At the Intel Developer Forum held in San Francisco this year Intel’s partners showed off new hardware they were working on in conjunction with the company. In particular, Samsung, Hynix, Kingston and G.Skill all showed off their working DDR4 memory.
Kingston’s booth had the only working modules on show. The company packed twelve 16GB modules into an Intel motherboard of unknown make and model, with two Haswell-E processors for a total of 192GB of addressable RAM at DDR4-2133MHz.
DDR4 modules run at a much lower voltage than their DDR3 counterparts – 1.2v compared to 1.5v on average. The JEDEC (Joint Electron Device Engineering Council) standard for DDR4 starts with a minimum speed of 2133MHz and tops out at a planned 3200MHz. The major benefit compared to DDR3 is lower power consumption and the ability to pack 128GB onto a single stick of memory.
DDR4 modules were on a roadmap for release and consumer availability in 2013 by the JEDEC standard, but lack of compatible hardware from Intel and AMD has slowed adoption. Intel’s first available hardware to work with DDR4 will be the Haswell-E family in 2014, while AMD’s first confirmed DDR4-compatible product will be a range of ARM Cortex A57-based servers to be released in 2014.
With single DDR4 modules starting at 8GB capacities, what could the future hold for games based on the technology?
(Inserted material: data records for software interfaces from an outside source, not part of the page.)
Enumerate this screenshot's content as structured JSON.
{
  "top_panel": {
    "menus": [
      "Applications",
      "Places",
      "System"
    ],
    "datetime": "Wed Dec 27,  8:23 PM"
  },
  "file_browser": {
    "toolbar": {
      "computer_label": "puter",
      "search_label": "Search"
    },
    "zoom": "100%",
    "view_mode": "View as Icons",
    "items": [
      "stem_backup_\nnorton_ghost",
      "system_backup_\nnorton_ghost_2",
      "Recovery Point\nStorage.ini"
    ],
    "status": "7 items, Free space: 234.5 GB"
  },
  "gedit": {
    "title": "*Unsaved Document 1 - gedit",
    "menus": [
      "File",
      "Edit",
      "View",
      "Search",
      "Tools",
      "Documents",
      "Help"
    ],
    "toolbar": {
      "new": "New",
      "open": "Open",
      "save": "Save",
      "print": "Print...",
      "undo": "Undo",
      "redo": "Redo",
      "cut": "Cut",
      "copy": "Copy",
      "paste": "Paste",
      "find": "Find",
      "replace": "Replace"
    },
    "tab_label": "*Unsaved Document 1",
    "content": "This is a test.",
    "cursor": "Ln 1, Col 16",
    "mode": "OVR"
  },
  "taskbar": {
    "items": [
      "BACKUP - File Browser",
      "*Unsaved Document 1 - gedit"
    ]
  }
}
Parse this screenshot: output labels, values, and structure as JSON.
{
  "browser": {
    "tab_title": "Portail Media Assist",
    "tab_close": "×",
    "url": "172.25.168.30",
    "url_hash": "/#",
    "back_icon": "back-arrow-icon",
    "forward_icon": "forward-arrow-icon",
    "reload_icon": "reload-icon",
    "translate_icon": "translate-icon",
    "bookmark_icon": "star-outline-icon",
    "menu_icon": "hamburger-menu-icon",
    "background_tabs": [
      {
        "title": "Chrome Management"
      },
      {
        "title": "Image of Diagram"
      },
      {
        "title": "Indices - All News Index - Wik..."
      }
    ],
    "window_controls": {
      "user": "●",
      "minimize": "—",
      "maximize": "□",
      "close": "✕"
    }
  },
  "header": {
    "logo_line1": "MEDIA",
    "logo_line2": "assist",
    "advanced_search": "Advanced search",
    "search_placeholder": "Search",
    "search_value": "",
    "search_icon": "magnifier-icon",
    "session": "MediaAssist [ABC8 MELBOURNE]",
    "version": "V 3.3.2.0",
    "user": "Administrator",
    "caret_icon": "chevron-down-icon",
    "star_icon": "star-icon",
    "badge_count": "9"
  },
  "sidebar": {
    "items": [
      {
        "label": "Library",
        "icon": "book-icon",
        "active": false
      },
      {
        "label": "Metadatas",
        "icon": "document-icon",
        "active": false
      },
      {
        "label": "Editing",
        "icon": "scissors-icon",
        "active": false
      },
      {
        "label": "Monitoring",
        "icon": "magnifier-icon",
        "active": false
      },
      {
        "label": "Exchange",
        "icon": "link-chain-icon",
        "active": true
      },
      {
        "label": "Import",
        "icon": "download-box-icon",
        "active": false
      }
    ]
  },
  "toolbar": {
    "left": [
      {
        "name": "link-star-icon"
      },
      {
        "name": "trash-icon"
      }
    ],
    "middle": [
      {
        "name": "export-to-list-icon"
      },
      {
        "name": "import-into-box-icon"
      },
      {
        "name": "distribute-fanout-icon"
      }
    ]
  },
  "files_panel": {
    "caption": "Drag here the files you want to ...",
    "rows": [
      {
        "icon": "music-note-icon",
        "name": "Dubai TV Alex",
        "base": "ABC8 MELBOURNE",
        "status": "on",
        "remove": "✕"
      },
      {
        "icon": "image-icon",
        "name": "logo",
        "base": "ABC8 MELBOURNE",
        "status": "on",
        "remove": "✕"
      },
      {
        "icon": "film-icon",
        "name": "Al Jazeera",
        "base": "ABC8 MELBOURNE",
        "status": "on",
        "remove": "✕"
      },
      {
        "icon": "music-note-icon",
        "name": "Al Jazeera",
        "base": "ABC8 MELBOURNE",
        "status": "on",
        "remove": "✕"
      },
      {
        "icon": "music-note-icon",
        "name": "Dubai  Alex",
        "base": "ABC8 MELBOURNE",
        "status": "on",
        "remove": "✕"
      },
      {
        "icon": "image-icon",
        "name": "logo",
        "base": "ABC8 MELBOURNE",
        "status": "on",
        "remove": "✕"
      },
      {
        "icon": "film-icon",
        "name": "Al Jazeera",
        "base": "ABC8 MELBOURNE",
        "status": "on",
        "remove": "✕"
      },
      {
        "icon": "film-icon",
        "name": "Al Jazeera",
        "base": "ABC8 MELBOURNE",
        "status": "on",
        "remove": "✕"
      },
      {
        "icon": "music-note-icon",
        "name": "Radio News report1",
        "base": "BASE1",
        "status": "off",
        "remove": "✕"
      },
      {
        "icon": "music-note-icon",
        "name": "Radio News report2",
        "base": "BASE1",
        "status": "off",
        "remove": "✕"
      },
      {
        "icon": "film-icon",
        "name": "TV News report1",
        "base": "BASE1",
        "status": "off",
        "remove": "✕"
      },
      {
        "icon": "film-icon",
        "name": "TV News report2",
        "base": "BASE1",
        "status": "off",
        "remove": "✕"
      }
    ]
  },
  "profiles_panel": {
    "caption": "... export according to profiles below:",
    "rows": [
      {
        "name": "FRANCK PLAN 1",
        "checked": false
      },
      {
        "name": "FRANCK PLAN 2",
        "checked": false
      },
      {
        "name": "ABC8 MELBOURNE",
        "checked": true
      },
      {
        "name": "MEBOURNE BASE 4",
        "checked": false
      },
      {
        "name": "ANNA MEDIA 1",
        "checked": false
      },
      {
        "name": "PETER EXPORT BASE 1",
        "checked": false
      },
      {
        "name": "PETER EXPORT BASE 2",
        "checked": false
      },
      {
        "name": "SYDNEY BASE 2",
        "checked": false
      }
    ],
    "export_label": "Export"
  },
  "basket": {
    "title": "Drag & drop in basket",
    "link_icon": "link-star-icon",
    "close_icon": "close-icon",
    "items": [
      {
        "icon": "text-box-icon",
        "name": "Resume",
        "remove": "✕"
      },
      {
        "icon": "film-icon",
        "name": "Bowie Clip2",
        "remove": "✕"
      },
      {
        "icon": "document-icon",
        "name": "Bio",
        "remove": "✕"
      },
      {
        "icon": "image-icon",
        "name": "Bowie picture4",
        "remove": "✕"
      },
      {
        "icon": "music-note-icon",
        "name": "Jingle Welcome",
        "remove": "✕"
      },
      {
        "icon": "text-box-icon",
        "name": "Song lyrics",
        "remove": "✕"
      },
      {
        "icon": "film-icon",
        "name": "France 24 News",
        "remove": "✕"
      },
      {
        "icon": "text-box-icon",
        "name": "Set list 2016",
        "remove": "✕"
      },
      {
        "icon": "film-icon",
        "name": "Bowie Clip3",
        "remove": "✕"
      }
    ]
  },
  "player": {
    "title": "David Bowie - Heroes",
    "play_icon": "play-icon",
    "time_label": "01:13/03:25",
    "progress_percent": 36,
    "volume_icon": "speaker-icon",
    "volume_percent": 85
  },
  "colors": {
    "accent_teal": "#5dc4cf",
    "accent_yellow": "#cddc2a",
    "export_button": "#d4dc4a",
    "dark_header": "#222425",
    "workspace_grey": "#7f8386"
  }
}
Its possible that, thanks to Microsoft’s Tiled Resources technology in Windows 8.1 and AMD’s heterogeneuous universal memory access (hUMA) plans, textures in games will grow larger and look better.”Life-like” may be the term thrown around by developers showing off their new games in 2015.
Games set in a sandbox world could theoretically also be loaded entirely into system memory, reducing level load times and reducing pop-in of objects that the game engine has to render.